Assessment:  1 lab report (10%), 2 assignments (20%) and a 3 hour exam (70% - hurdle requirement)

Lectopia Enabled:  Yes, with or without screen capture

Past exams available:  No. But there were 10 sample questions

Textbook Recommendation:  No prescribed or required textbooks, lectures are self-contained

Lecturer(s): Dr Daniel Heath, Dr Marco Ghisalberti

Year & Semester of completion: 2016, Semester 1

Rating:  5/5

Your Mark/Grade: P


Despite my low score in this subject (exam marking must've been harsh), I really enjoyed it. The subject started off with Marco introducing the basic laws such as: conservation of mass, momentum and energy. The next topic was dimensional analysis to get relationships between fluid properties. Here we were also introduced to the Reynolds number, Bond number, Weber number and Froude number. The next topic was looking at pipe flow before Daniel took over to discuss pumps, compressible flow (flow of gases - toughest topic), and stirred tanks. Then Marco took over to finish off with open channel flow, the Navier-Stokes equation in a reasonably simplistic form, and then hydrostatics.

The two lecturers differed in how they taught. Marco would write on partially completed pages, work on problems in class and provide summary sheets of material after each topic was concluded. Daniel opted for slides which would be harder to digest (I learn through writing).

I would've preferred assignments to be a little more spread out, as the two assignments were handed out in the second half of the semester during crunch time. One thing that irritated me, was the fact that the exam contributed to 70% of your grade. An exam that's worth that much, should be split into two exams (one during the middle of the semester, and one at the end)

Anyway, it was a really enjoyable, technical subject.
« Last Edit: July 05, 2016, 09:29:56 pm by QuantumJG »
2008: Finished VCE

2009 - 2011: Bachelor of Science (Mathematical Physics)

2012 - 2014: Master of Science (Applied Mathematics/Mathematical Physics)

2016 - 2018: Master of Engineering (Civil)

Semester 1:[/b] Engineering Mechanics, Fluid Mechanics, Engineering Risk Analysis, Sustainable Infrastructure Engineering

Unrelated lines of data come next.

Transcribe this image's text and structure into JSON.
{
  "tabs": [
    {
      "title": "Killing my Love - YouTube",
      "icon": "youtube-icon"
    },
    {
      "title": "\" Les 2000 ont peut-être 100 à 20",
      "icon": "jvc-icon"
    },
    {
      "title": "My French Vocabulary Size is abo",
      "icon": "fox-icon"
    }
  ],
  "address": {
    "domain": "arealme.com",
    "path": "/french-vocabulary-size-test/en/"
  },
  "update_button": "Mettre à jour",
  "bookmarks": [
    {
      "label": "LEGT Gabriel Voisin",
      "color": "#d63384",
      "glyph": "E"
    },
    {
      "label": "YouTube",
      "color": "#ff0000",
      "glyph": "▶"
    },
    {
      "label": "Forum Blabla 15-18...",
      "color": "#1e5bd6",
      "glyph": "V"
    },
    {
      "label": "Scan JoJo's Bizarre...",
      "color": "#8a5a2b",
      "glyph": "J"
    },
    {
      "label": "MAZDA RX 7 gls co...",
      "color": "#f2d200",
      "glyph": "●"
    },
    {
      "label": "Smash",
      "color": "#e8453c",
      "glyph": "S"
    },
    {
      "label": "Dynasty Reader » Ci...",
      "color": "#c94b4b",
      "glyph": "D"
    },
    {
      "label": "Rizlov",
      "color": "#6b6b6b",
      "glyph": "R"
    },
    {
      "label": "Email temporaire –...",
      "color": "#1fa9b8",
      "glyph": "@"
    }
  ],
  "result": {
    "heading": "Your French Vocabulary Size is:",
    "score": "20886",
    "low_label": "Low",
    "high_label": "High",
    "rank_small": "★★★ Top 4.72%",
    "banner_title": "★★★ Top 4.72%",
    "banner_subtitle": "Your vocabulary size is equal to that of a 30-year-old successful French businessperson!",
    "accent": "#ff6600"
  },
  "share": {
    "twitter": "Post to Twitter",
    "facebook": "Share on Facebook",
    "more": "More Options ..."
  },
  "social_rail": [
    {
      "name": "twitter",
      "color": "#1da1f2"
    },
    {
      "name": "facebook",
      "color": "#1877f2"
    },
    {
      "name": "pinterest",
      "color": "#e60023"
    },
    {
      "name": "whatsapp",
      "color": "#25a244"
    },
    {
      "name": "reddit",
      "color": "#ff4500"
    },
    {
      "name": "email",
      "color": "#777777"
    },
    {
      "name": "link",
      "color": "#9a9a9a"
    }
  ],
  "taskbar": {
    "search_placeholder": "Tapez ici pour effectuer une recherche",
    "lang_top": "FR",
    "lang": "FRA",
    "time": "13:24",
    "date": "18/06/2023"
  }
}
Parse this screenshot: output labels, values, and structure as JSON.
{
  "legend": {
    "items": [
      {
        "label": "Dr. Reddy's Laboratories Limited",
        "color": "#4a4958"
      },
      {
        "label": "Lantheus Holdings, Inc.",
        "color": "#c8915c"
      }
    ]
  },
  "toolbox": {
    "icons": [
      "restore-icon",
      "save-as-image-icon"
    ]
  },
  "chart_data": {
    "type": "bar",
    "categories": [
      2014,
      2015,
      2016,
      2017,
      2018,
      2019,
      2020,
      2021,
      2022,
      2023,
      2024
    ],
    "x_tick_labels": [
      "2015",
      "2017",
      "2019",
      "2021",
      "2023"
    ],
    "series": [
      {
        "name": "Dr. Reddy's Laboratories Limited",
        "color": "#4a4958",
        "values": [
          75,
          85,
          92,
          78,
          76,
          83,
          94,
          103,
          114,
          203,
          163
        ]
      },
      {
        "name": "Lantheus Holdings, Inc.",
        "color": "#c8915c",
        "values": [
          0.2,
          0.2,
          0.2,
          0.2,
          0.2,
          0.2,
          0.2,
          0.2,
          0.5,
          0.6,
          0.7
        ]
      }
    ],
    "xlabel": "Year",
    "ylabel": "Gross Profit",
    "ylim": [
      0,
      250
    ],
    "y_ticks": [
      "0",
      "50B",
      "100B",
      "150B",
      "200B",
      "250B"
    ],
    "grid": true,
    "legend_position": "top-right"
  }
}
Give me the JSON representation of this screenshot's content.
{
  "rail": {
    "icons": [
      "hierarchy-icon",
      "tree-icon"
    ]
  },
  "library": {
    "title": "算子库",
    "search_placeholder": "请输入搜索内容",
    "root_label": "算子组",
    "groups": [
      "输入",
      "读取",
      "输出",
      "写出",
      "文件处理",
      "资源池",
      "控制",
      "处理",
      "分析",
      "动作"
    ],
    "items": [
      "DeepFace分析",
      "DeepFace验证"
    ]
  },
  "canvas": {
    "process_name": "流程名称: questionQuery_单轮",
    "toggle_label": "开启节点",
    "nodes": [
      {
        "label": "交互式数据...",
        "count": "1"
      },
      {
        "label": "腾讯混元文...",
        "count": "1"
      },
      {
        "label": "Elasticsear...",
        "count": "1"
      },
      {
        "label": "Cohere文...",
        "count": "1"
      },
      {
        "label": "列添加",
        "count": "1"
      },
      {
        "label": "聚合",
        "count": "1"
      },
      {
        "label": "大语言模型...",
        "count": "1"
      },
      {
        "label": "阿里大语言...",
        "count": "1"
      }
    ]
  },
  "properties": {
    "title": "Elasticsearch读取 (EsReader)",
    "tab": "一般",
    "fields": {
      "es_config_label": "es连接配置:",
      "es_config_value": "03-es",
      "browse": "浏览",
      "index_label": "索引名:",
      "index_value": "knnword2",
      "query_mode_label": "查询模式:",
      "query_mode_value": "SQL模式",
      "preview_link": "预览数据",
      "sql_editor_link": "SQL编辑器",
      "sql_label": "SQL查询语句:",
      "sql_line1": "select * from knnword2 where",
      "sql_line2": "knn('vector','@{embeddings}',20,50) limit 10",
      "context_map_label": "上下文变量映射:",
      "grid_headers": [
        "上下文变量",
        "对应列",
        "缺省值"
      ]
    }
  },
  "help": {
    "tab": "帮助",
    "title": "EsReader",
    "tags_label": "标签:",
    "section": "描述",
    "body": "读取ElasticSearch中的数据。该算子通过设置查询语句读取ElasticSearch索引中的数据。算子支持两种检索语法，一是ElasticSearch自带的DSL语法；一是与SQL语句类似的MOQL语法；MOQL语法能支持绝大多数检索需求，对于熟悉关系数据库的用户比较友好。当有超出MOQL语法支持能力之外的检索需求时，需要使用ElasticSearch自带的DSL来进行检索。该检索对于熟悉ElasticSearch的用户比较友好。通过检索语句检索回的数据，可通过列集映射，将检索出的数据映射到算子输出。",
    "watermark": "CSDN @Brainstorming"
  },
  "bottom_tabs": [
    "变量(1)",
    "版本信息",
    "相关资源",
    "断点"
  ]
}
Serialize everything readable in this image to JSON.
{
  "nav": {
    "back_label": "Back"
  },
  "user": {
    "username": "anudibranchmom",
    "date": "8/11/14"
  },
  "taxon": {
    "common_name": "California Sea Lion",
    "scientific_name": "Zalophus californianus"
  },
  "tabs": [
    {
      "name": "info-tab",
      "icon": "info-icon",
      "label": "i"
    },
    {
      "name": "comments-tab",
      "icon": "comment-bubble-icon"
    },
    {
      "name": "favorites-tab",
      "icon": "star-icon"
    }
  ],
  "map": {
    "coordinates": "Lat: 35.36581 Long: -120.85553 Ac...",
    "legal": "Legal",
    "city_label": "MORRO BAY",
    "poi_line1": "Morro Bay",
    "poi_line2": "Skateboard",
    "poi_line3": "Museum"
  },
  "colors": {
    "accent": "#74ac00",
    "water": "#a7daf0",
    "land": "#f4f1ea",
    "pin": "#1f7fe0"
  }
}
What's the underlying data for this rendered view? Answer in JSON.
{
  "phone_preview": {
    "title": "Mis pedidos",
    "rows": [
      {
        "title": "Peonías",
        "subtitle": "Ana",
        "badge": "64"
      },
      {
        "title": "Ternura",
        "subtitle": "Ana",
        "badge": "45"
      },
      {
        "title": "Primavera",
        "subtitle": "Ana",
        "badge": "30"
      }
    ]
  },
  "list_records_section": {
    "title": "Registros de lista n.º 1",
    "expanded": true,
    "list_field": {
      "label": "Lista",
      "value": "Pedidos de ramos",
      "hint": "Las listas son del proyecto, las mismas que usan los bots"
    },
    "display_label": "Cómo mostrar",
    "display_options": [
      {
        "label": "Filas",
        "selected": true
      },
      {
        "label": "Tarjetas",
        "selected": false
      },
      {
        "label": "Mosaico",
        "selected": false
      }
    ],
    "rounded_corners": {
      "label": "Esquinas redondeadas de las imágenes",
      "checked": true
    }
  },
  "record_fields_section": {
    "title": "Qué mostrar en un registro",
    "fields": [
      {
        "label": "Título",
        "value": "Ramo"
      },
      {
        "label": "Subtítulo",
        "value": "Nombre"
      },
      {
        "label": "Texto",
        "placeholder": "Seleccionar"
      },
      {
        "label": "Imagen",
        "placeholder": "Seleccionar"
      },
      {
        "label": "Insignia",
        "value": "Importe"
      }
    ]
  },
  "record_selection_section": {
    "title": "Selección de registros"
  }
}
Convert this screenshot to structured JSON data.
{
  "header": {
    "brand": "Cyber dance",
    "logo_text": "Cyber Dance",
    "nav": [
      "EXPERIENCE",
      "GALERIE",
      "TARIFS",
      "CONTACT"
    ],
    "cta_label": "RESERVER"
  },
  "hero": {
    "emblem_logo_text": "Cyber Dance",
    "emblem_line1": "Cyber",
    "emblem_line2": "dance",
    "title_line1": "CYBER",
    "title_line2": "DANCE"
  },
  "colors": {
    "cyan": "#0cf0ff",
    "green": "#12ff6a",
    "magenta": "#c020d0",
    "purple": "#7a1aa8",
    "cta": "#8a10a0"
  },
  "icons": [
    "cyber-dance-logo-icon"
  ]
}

Semester 2:[/b] Earth Processes for Engineering, Engineering Materials, Structural Theory and Design, Systems Modelling and Design